> [TASK PROMPT]: Go through the entries below and copy each line containing the word "icon".

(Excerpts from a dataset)
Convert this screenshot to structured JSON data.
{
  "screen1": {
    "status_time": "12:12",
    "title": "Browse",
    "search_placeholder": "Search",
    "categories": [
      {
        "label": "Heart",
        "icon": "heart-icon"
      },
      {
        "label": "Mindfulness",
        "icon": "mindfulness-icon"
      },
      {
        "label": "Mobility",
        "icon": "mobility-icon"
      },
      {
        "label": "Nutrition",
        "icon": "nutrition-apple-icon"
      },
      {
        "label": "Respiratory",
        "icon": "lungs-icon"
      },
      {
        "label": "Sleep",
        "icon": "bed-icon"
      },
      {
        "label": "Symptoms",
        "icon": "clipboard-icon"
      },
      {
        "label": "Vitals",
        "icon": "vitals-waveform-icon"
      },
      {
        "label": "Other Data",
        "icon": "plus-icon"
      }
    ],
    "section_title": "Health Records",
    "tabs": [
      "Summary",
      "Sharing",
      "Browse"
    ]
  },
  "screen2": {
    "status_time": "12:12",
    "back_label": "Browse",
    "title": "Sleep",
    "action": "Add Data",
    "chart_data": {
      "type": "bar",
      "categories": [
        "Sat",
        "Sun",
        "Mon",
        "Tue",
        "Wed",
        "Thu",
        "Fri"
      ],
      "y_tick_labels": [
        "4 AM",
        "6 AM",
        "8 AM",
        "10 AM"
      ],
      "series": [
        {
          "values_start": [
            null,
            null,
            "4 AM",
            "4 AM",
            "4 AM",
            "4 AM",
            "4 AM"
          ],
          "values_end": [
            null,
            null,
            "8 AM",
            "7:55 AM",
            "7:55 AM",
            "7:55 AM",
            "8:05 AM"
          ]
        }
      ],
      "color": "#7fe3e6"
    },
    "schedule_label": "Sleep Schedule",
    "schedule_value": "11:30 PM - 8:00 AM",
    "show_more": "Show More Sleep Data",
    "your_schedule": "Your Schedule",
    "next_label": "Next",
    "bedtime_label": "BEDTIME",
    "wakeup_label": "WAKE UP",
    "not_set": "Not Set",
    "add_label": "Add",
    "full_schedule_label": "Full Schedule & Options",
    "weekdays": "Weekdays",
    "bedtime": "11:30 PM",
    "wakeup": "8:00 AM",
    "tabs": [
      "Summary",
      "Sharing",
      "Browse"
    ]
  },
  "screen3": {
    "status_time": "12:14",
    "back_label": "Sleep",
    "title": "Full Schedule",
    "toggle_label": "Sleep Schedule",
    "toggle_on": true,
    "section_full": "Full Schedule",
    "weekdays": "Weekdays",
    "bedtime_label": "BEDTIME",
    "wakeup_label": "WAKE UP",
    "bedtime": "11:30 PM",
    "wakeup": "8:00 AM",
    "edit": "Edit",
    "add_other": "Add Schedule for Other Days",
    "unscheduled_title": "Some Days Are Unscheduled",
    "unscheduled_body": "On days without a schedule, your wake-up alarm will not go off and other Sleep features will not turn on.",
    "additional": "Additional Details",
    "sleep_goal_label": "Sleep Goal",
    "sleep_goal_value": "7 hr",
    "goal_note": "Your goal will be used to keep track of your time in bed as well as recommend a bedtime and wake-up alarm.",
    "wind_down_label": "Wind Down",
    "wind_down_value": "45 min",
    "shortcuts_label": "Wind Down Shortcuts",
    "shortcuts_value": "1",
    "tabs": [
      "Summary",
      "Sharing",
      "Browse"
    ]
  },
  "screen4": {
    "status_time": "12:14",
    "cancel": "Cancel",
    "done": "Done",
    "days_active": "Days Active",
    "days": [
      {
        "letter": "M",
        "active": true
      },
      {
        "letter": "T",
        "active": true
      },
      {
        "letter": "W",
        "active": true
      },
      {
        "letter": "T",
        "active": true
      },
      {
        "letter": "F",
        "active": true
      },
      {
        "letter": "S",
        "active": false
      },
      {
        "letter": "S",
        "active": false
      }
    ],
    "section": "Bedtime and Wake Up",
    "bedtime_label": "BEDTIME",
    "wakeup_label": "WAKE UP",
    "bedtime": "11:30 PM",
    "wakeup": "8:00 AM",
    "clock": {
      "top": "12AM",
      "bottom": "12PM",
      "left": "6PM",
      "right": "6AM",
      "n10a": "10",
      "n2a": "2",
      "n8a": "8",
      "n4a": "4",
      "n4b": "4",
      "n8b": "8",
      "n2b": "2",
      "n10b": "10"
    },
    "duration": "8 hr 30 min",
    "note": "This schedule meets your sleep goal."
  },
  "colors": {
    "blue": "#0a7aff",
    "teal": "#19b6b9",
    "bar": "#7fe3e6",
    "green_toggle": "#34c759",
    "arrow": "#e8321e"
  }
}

> [RESPONSE AREA]:
        "icon": "heart-icon"
        "icon": "mindfulness-icon"
        "icon": "mobility-icon"
        "icon": "nutrition-apple-icon"
        "icon": "lungs-icon"
        "icon": "bed-icon"
        "icon": "clipboard-icon"
        "icon": "vitals-waveform-icon"
        "icon": "plus-icon"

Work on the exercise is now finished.